What the exercise asks:
Report all lines of the data below that hold the word "only".

Items listed in a dataset
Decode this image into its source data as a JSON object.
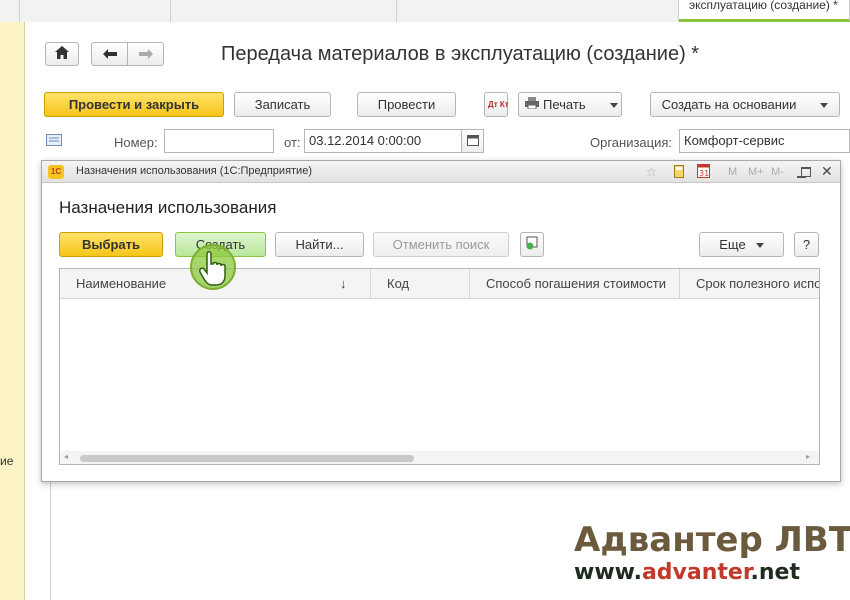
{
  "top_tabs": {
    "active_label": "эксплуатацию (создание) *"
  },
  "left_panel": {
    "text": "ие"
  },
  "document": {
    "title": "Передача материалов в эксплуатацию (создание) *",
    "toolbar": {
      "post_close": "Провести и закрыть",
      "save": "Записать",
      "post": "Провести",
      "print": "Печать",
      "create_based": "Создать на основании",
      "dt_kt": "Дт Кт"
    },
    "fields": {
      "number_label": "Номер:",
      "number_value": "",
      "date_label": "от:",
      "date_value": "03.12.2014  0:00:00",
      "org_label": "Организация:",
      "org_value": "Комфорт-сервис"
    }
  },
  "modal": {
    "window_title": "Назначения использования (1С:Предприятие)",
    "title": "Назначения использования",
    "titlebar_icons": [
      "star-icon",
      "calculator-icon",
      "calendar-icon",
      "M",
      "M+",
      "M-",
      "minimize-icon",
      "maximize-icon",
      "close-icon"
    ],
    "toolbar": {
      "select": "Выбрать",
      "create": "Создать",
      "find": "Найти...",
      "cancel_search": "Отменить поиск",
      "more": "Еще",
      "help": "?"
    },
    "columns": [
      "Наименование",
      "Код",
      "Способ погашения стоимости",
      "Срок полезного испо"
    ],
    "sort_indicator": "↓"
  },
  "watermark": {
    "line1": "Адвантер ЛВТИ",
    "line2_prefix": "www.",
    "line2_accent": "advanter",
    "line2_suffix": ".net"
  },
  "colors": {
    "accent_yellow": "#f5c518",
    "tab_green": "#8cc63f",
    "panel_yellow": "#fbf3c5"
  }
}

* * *

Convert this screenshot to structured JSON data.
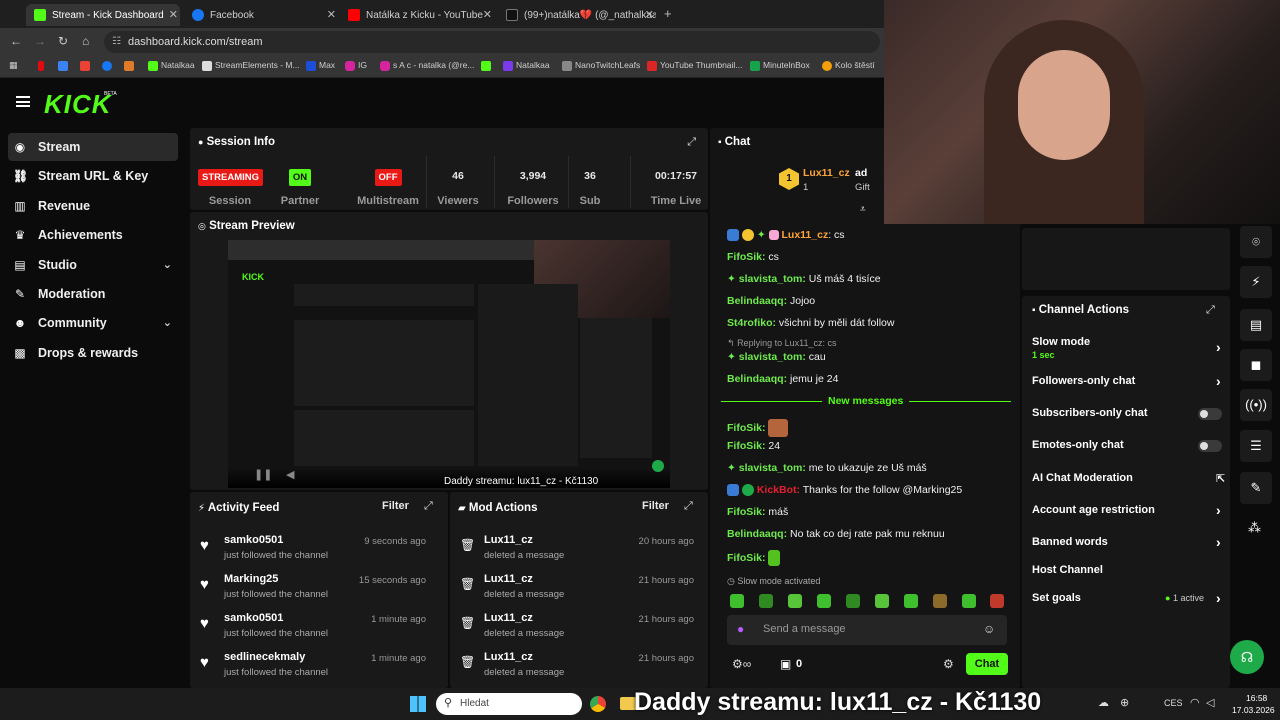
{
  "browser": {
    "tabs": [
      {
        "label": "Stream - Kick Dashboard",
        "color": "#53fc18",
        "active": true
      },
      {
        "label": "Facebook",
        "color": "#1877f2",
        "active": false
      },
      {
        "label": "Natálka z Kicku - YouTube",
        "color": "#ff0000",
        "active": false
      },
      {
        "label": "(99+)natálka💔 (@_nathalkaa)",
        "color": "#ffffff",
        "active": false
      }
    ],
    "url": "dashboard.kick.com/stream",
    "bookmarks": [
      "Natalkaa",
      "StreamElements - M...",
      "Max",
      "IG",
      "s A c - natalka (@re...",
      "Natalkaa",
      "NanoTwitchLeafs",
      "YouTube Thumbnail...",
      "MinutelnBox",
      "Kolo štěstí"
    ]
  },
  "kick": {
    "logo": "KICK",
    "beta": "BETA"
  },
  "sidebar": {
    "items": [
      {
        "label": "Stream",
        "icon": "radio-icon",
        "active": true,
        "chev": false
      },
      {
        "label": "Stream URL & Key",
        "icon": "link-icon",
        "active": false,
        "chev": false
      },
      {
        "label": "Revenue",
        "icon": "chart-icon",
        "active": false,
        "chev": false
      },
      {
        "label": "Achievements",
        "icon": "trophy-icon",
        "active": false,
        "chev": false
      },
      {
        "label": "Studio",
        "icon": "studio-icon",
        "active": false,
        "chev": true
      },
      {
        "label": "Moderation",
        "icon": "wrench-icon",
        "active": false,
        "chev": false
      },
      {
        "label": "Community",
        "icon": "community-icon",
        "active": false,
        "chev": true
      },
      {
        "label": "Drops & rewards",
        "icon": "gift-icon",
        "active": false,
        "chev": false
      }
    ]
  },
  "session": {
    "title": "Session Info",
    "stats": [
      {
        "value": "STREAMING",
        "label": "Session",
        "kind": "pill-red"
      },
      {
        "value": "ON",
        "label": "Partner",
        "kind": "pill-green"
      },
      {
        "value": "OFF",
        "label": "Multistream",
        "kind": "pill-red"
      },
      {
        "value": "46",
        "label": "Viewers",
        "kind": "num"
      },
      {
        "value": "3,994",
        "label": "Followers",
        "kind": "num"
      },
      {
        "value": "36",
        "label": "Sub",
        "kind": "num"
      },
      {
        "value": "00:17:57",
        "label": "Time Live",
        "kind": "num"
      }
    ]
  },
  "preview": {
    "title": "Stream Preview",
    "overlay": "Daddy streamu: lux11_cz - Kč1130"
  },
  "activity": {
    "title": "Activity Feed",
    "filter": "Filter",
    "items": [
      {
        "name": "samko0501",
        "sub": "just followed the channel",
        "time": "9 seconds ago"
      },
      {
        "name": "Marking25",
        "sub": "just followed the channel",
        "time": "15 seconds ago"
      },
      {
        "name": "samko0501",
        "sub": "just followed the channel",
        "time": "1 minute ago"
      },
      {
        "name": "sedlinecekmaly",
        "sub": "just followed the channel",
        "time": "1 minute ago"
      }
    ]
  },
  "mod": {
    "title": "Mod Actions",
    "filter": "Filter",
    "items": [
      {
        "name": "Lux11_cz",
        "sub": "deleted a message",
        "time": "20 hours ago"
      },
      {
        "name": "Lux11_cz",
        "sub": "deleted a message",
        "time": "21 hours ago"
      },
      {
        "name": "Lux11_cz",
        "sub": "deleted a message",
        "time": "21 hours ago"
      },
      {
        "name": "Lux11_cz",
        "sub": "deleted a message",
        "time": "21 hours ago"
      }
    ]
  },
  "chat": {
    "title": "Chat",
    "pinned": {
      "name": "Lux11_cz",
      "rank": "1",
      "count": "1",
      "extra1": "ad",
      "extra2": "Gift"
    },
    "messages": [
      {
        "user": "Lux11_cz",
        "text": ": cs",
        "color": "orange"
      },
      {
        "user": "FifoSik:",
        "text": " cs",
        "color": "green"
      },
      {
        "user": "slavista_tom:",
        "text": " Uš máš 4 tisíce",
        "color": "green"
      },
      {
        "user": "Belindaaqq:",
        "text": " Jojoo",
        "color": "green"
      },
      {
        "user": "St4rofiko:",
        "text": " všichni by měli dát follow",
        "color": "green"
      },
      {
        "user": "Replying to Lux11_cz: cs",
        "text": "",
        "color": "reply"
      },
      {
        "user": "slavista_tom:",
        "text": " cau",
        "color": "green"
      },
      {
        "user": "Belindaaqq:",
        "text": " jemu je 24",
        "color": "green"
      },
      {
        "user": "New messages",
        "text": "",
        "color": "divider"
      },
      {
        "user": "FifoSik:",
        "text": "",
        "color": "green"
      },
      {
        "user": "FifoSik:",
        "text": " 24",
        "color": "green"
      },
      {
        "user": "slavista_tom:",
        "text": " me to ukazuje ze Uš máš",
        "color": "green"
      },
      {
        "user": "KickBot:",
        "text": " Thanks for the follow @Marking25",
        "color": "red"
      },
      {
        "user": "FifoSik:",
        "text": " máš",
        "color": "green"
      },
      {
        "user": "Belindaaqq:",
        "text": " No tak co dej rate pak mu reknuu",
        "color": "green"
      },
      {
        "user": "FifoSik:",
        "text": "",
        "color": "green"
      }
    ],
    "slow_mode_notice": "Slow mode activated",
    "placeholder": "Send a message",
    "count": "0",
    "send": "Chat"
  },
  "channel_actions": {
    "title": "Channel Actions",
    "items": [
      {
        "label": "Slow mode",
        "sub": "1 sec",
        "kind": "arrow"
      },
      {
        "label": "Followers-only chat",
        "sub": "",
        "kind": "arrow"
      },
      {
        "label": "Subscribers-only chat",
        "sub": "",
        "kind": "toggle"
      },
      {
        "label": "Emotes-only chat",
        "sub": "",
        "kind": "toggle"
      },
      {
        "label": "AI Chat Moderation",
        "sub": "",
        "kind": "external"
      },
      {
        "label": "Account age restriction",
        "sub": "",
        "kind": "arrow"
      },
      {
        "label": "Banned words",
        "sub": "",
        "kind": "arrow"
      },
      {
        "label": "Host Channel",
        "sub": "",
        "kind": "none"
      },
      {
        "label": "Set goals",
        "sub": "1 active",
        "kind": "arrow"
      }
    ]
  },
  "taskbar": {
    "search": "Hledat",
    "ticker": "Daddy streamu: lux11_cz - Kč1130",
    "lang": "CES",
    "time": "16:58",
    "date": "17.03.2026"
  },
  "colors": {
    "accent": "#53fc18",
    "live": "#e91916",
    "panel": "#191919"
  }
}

The completed task:
        "label": "Followers-only chat",
        "label": "Subscribers-only chat",
        "label": "Emotes-only chat",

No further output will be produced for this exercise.